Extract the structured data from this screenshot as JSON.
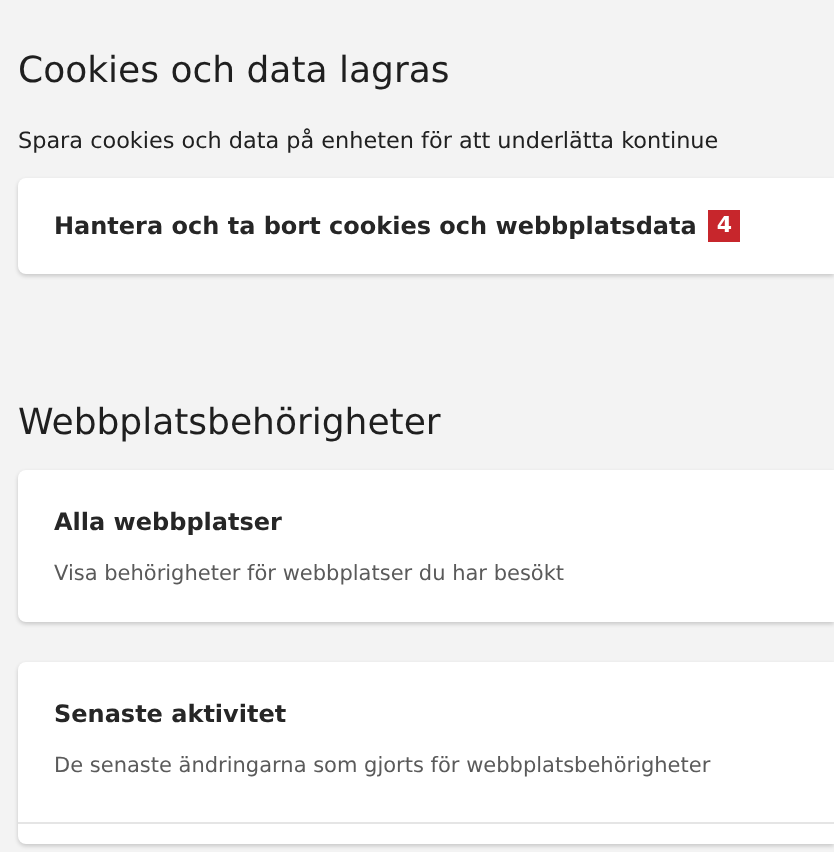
{
  "sections": [
    {
      "title": "Cookies och data lagras",
      "description": "Spara cookies och data på enheten för att underlätta kontinue",
      "cards": [
        {
          "title": "Hantera och ta bort cookies och webbplatsdata",
          "badge": "4"
        }
      ]
    },
    {
      "title": "Webbplatsbehörigheter",
      "cards": [
        {
          "title": "Alla webbplatser",
          "subtitle": "Visa behörigheter för webbplatser du har besökt"
        },
        {
          "title": "Senaste aktivitet",
          "subtitle": "De senaste ändringarna som gjorts för webbplatsbehörigheter",
          "divider": true
        }
      ]
    }
  ]
}
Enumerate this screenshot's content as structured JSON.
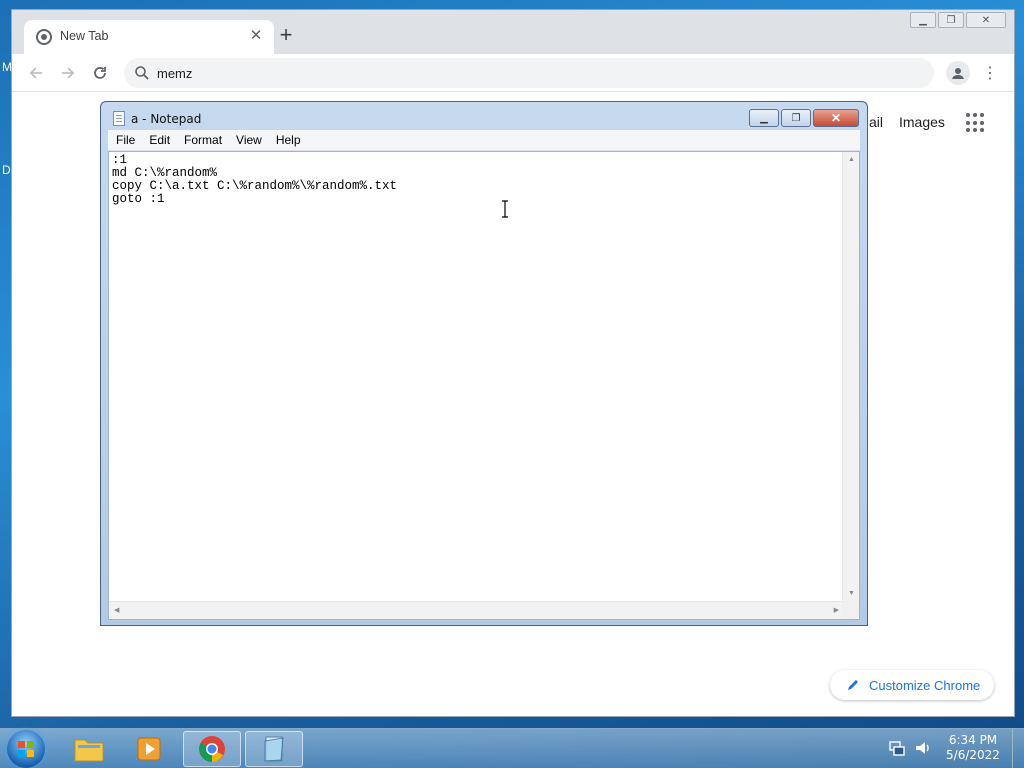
{
  "desktop": {
    "edge_chars": [
      "M",
      "D"
    ]
  },
  "chrome": {
    "tab": {
      "title": "New Tab"
    },
    "new_tab_symbol": "+",
    "omnibox": {
      "text": "memz"
    },
    "ntp_links": {
      "gmail": "ail",
      "images": "Images"
    },
    "customize_label": "Customize Chrome"
  },
  "notepad": {
    "title": "a - Notepad",
    "menu": [
      "File",
      "Edit",
      "Format",
      "View",
      "Help"
    ],
    "content": ":1\nmd C:\\%random%\ncopy C:\\a.txt C:\\%random%\\%random%.txt\ngoto :1"
  },
  "taskbar": {
    "time": "6:34 PM",
    "date": "5/6/2022",
    "items": [
      "explorer",
      "media-player",
      "chrome",
      "notepad"
    ]
  },
  "colors": {
    "accent": "#1a73e8",
    "notepad_close": "#c74a33"
  }
}
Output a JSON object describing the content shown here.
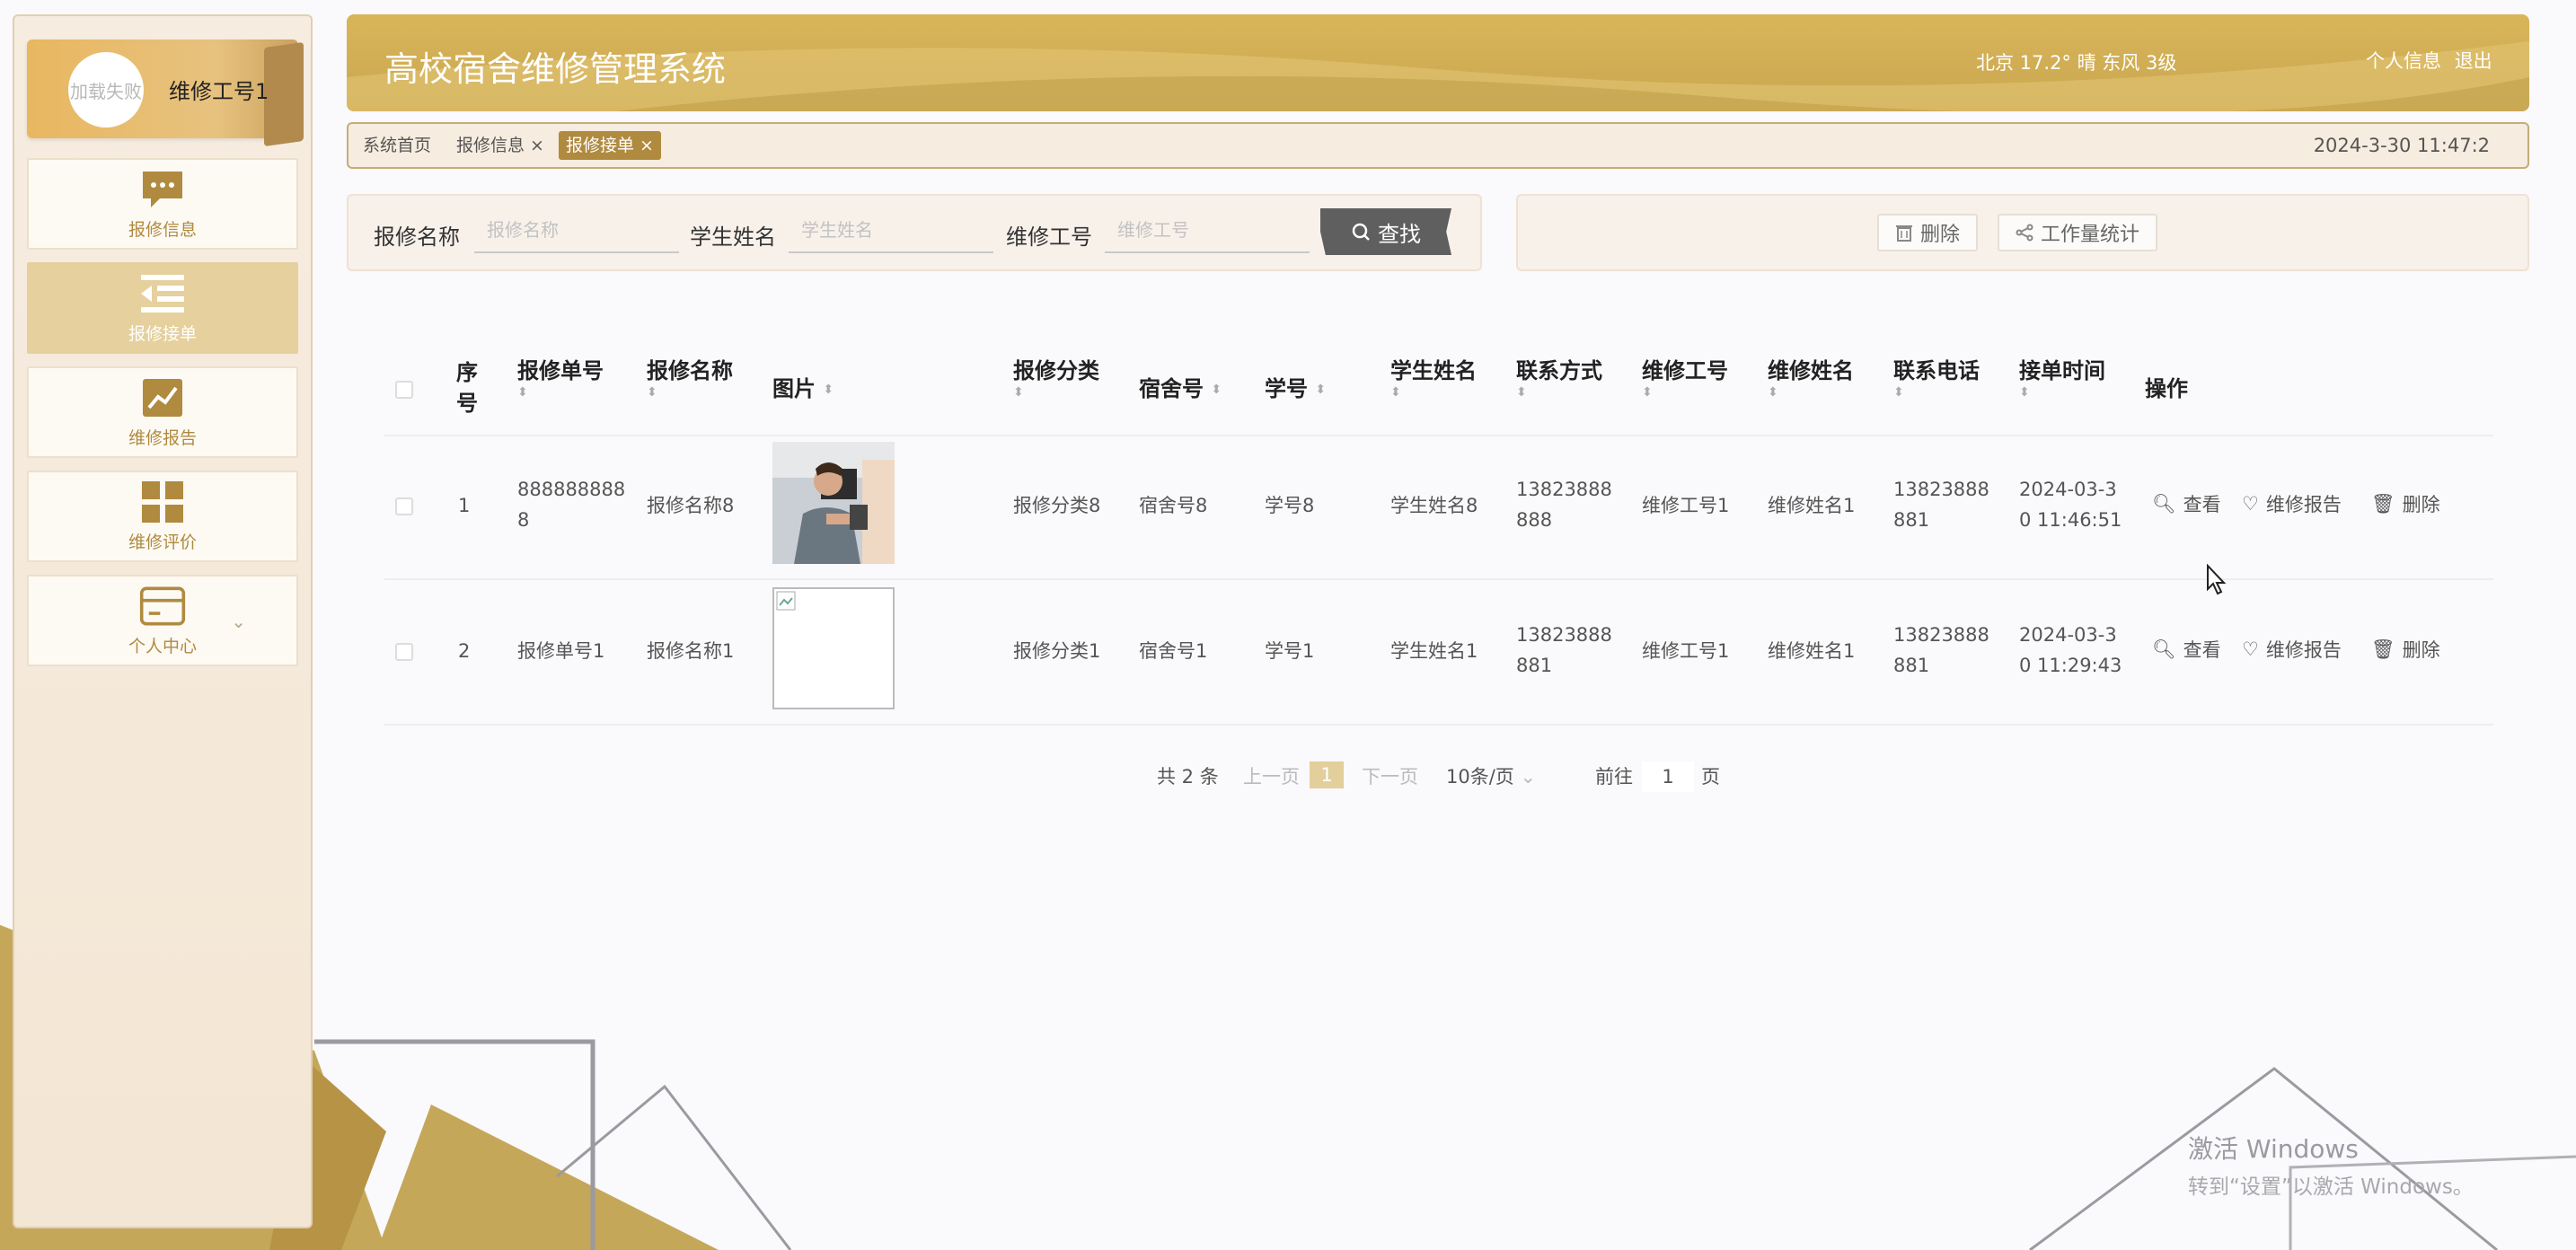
{
  "header": {
    "title": "高校宿舍维修管理系统",
    "weather": "北京  17.2°  晴  东风  3级",
    "links": [
      "个人信息",
      "退出"
    ]
  },
  "sidebar": {
    "avatar_text": "加载失败",
    "user_name": "维修工号1",
    "items": [
      {
        "label": "报修信息",
        "icon": "chat-bubble-icon"
      },
      {
        "label": "报修接单",
        "icon": "list-indent-icon",
        "active": true
      },
      {
        "label": "维修报告",
        "icon": "trend-chart-icon"
      },
      {
        "label": "维修评价",
        "icon": "grid-icon"
      },
      {
        "label": "个人中心",
        "icon": "card-icon",
        "has_children": true
      }
    ]
  },
  "tabs": [
    {
      "label": "系统首页"
    },
    {
      "label": "报修信息 ×"
    },
    {
      "label": "报修接单 ×",
      "active": true
    }
  ],
  "datetime": "2024-3-30 11:47:2",
  "search": {
    "fields": [
      {
        "label": "报修名称",
        "placeholder": "报修名称"
      },
      {
        "label": "学生姓名",
        "placeholder": "学生姓名"
      },
      {
        "label": "维修工号",
        "placeholder": "维修工号"
      }
    ],
    "button": "查找"
  },
  "actions": {
    "delete": "删除",
    "stats": "工作量统计"
  },
  "table": {
    "headers": {
      "index": "序号",
      "order_no": "报修单号",
      "name": "报修名称",
      "image": "图片",
      "category": "报修分类",
      "dorm": "宿舍号",
      "student_no": "学号",
      "student_name": "学生姓名",
      "contact": "联系方式",
      "worker_no": "维修工号",
      "worker_name": "维修姓名",
      "phone": "联系电话",
      "time": "接单时间",
      "ops": "操作"
    },
    "rows": [
      {
        "index": "1",
        "order_no_1": "888888888",
        "order_no_2": "8",
        "name": "报修名称8",
        "image": "photo",
        "category": "报修分类8",
        "dorm": "宿舍号8",
        "student_no": "学号8",
        "student_name": "学生姓名8",
        "contact_1": "13823888",
        "contact_2": "888",
        "worker_no": "维修工号1",
        "worker_name": "维修姓名1",
        "phone_1": "13823888",
        "phone_2": "881",
        "time_1": "2024-03-3",
        "time_2": "0 11:46:51"
      },
      {
        "index": "2",
        "order_no_1": "报修单号1",
        "order_no_2": "",
        "name": "报修名称1",
        "image": "broken",
        "category": "报修分类1",
        "dorm": "宿舍号1",
        "student_no": "学号1",
        "student_name": "学生姓名1",
        "contact_1": "13823888",
        "contact_2": "881",
        "worker_no": "维修工号1",
        "worker_name": "维修姓名1",
        "phone_1": "13823888",
        "phone_2": "881",
        "time_1": "2024-03-3",
        "time_2": "0 11:29:43"
      }
    ],
    "row_ops": [
      "查看",
      "维修报告",
      "删除"
    ]
  },
  "pagination": {
    "total": "共 2 条",
    "prev": "上一页",
    "current": "1",
    "next": "下一页",
    "page_size": "10条/页",
    "goto_prefix": "前往",
    "goto_value": "1",
    "goto_suffix": "页"
  },
  "watermark": {
    "line1": "激活 Windows",
    "line2": "转到“设置”以激活 Windows。"
  },
  "colors": {
    "accent": "#c9a74f",
    "active_tab": "#b08a3f",
    "menu_active": "#e5d09e",
    "search_button": "#5f5f5f"
  }
}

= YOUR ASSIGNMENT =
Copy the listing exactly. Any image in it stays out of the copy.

= SOLUTION =
Extract the structured data from this screenshot as JSON.
{
  "sections": [
    {
      "title": "Cookies och data lagras",
      "description": "Spara cookies och data på enheten för att underlätta kontinue",
      "cards": [
        {
          "title": "Hantera och ta bort cookies och webbplatsdata",
          "badge": "4"
        }
      ]
    },
    {
      "title": "Webbplatsbehörigheter",
      "cards": [
        {
          "title": "Alla webbplatser",
          "subtitle": "Visa behörigheter för webbplatser du har besökt"
        },
        {
          "title": "Senaste aktivitet",
          "subtitle": "De senaste ändringarna som gjorts för webbplatsbehörigheter",
          "divider": true
        }
      ]
    }
  ]
}
Enumerate this screenshot's content as structured JSON.
{
  "desktop": {
    "edge_chars": [
      "M",
      "D"
    ]
  },
  "chrome": {
    "tab": {
      "title": "New Tab"
    },
    "new_tab_symbol": "+",
    "omnibox": {
      "text": "memz"
    },
    "ntp_links": {
      "gmail": "ail",
      "images": "Images"
    },
    "customize_label": "Customize Chrome"
  },
  "notepad": {
    "title": "a - Notepad",
    "menu": [
      "File",
      "Edit",
      "Format",
      "View",
      "Help"
    ],
    "content": ":1\nmd C:\\%random%\ncopy C:\\a.txt C:\\%random%\\%random%.txt\ngoto :1"
  },
  "taskbar": {
    "time": "6:34 PM",
    "date": "5/6/2022",
    "items": [
      "explorer",
      "media-player",
      "chrome",
      "notepad"
    ]
  },
  "colors": {
    "accent": "#1a73e8",
    "notepad_close": "#c74a33"
  }
}
Output a JSON object describing the content shown here.
{
  "header": {
    "title": "高校宿舍维修管理系统",
    "weather": "北京  17.2°  晴  东风  3级",
    "links": [
      "个人信息",
      "退出"
    ]
  },
  "sidebar": {
    "avatar_text": "加载失败",
    "user_name": "维修工号1",
    "items": [
      {
        "label": "报修信息",
        "icon": "chat-bubble-icon"
      },
      {
        "label": "报修接单",
        "icon": "list-indent-icon",
        "active": true
      },
      {
        "label": "维修报告",
        "icon": "trend-chart-icon"
      },
      {
        "label": "维修评价",
        "icon": "grid-icon"
      },
      {
        "label": "个人中心",
        "icon": "card-icon",
        "has_children": true
      }
    ]
  },
  "tabs": [
    {
      "label": "系统首页"
    },
    {
      "label": "报修信息 ×"
    },
    {
      "label": "报修接单 ×",
      "active": true
    }
  ],
  "datetime": "2024-3-30 11:47:2",
  "search": {
    "fields": [
      {
        "label": "报修名称",
        "placeholder": "报修名称"
      },
      {
        "label": "学生姓名",
        "placeholder": "学生姓名"
      },
      {
        "label": "维修工号",
        "placeholder": "维修工号"
      }
    ],
    "button": "查找"
  },
  "actions": {
    "delete": "删除",
    "stats": "工作量统计"
  },
  "table": {
    "headers": {
      "index": "序号",
      "order_no": "报修单号",
      "name": "报修名称",
      "image": "图片",
      "category": "报修分类",
      "dorm": "宿舍号",
      "student_no": "学号",
      "student_name": "学生姓名",
      "contact": "联系方式",
      "worker_no": "维修工号",
      "worker_name": "维修姓名",
      "phone": "联系电话",
      "time": "接单时间",
      "ops": "操作"
    },
    "rows": [
      {
        "index": "1",
        "order_no_1": "888888888",
        "order_no_2": "8",
        "name": "报修名称8",
        "image": "photo",
        "category": "报修分类8",
        "dorm": "宿舍号8",
        "student_no": "学号8",
        "student_name": "学生姓名8",
        "contact_1": "13823888",
        "contact_2": "888",
        "worker_no": "维修工号1",
        "worker_name": "维修姓名1",
        "phone_1": "13823888",
        "phone_2": "881",
        "time_1": "2024-03-3",
        "time_2": "0 11:46:51"
      },
      {
        "index": "2",
        "order_no_1": "报修单号1",
        "order_no_2": "",
        "name": "报修名称1",
        "image": "broken",
        "category": "报修分类1",
        "dorm": "宿舍号1",
        "student_no": "学号1",
        "student_name": "学生姓名1",
        "contact_1": "13823888",
        "contact_2": "881",
        "worker_no": "维修工号1",
        "worker_name": "维修姓名1",
        "phone_1": "13823888",
        "phone_2": "881",
        "time_1": "2024-03-3",
        "time_2": "0 11:29:43"
      }
    ],
    "row_ops": [
      "查看",
      "维修报告",
      "删除"
    ]
  },
  "pagination": {
    "total": "共 2 条",
    "prev": "上一页",
    "current": "1",
    "next": "下一页",
    "page_size": "10条/页",
    "goto_prefix": "前往",
    "goto_value": "1",
    "goto_suffix": "页"
  },
  "watermark": {
    "line1": "激活 Windows",
    "line2": "转到“设置”以激活 Windows。"
  },
  "colors": {
    "accent": "#c9a74f",
    "active_tab": "#b08a3f",
    "menu_active": "#e5d09e",
    "search_button": "#5f5f5f"
  }
}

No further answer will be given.